***** AVAILABLE DATA
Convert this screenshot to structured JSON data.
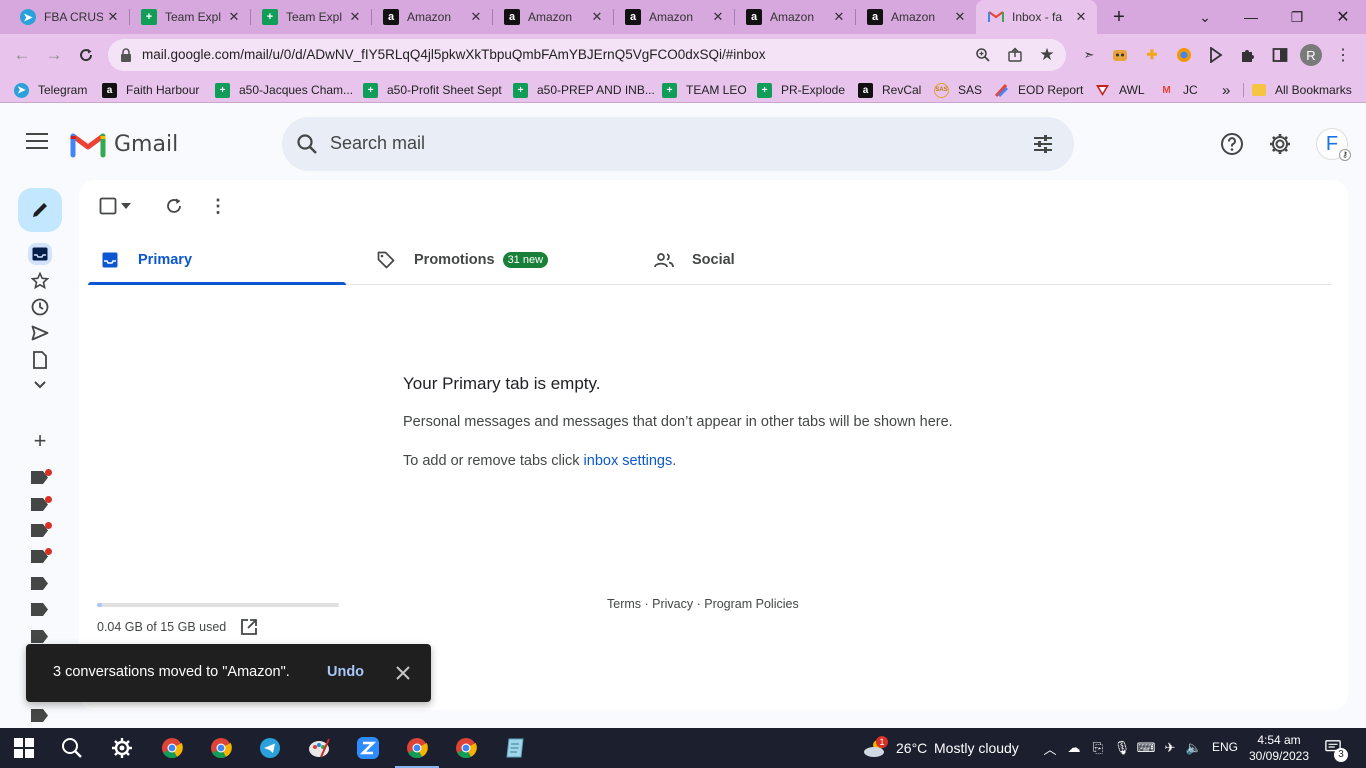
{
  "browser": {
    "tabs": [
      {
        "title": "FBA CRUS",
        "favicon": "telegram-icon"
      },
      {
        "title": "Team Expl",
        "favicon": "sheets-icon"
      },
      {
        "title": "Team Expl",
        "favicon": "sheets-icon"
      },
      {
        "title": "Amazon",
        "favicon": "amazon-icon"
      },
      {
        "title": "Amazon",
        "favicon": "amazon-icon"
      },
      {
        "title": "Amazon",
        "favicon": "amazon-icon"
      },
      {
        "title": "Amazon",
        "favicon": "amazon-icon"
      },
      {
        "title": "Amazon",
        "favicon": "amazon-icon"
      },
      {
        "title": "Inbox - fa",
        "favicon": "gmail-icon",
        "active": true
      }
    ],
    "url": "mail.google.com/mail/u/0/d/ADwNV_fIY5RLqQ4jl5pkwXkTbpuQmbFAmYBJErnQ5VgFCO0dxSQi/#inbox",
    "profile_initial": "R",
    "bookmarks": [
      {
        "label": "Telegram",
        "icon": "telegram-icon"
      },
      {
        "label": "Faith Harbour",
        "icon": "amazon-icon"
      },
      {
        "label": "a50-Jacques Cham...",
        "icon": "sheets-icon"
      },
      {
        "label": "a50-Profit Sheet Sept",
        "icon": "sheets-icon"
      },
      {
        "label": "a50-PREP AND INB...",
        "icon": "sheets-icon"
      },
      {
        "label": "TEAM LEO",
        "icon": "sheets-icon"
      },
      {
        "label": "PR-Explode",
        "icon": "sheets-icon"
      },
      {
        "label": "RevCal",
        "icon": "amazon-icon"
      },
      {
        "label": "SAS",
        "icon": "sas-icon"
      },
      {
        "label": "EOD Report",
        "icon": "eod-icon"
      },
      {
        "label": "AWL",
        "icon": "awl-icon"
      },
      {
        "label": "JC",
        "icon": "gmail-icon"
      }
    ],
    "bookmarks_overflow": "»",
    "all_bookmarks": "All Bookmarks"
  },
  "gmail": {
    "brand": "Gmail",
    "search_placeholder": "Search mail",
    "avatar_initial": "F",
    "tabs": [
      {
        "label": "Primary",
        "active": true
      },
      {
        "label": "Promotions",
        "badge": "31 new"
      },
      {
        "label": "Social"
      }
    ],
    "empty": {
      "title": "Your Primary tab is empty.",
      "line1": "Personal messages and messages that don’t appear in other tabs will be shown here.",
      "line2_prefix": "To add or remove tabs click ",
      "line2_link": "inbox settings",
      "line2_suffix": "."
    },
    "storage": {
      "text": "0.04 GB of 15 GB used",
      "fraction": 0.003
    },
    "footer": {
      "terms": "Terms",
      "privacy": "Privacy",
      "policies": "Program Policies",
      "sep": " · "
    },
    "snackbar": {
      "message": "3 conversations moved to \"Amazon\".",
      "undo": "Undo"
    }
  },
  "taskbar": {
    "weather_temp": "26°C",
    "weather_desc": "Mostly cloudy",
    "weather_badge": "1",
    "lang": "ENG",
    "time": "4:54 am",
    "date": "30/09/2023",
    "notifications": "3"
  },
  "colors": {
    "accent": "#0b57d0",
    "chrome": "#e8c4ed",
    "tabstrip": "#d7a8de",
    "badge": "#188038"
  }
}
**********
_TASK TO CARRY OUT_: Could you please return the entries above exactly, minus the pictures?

_TASK SOLUTION_:
Convert this screenshot to structured JSON data.
{
  "browser": {
    "tabs": [
      {
        "title": "FBA CRUS",
        "favicon": "telegram-icon"
      },
      {
        "title": "Team Expl",
        "favicon": "sheets-icon"
      },
      {
        "title": "Team Expl",
        "favicon": "sheets-icon"
      },
      {
        "title": "Amazon",
        "favicon": "amazon-icon"
      },
      {
        "title": "Amazon",
        "favicon": "amazon-icon"
      },
      {
        "title": "Amazon",
        "favicon": "amazon-icon"
      },
      {
        "title": "Amazon",
        "favicon": "amazon-icon"
      },
      {
        "title": "Amazon",
        "favicon": "amazon-icon"
      },
      {
        "title": "Inbox - fa",
        "favicon": "gmail-icon",
        "active": true
      }
    ],
    "url": "mail.google.com/mail/u/0/d/ADwNV_fIY5RLqQ4jl5pkwXkTbpuQmbFAmYBJErnQ5VgFCO0dxSQi/#inbox",
    "profile_initial": "R",
    "bookmarks": [
      {
        "label": "Telegram",
        "icon": "telegram-icon"
      },
      {
        "label": "Faith Harbour",
        "icon": "amazon-icon"
      },
      {
        "label": "a50-Jacques Cham...",
        "icon": "sheets-icon"
      },
      {
        "label": "a50-Profit Sheet Sept",
        "icon": "sheets-icon"
      },
      {
        "label": "a50-PREP AND INB...",
        "icon": "sheets-icon"
      },
      {
        "label": "TEAM LEO",
        "icon": "sheets-icon"
      },
      {
        "label": "PR-Explode",
        "icon": "sheets-icon"
      },
      {
        "label": "RevCal",
        "icon": "amazon-icon"
      },
      {
        "label": "SAS",
        "icon": "sas-icon"
      },
      {
        "label": "EOD Report",
        "icon": "eod-icon"
      },
      {
        "label": "AWL",
        "icon": "awl-icon"
      },
      {
        "label": "JC",
        "icon": "gmail-icon"
      }
    ],
    "bookmarks_overflow": "»",
    "all_bookmarks": "All Bookmarks"
  },
  "gmail": {
    "brand": "Gmail",
    "search_placeholder": "Search mail",
    "avatar_initial": "F",
    "tabs": [
      {
        "label": "Primary",
        "active": true
      },
      {
        "label": "Promotions",
        "badge": "31 new"
      },
      {
        "label": "Social"
      }
    ],
    "empty": {
      "title": "Your Primary tab is empty.",
      "line1": "Personal messages and messages that don’t appear in other tabs will be shown here.",
      "line2_prefix": "To add or remove tabs click ",
      "line2_link": "inbox settings",
      "line2_suffix": "."
    },
    "storage": {
      "text": "0.04 GB of 15 GB used",
      "fraction": 0.003
    },
    "footer": {
      "terms": "Terms",
      "privacy": "Privacy",
      "policies": "Program Policies",
      "sep": " · "
    },
    "snackbar": {
      "message": "3 conversations moved to \"Amazon\".",
      "undo": "Undo"
    }
  },
  "taskbar": {
    "weather_temp": "26°C",
    "weather_desc": "Mostly cloudy",
    "weather_badge": "1",
    "lang": "ENG",
    "time": "4:54 am",
    "date": "30/09/2023",
    "notifications": "3"
  },
  "colors": {
    "accent": "#0b57d0",
    "chrome": "#e8c4ed",
    "tabstrip": "#d7a8de",
    "badge": "#188038"
  }
}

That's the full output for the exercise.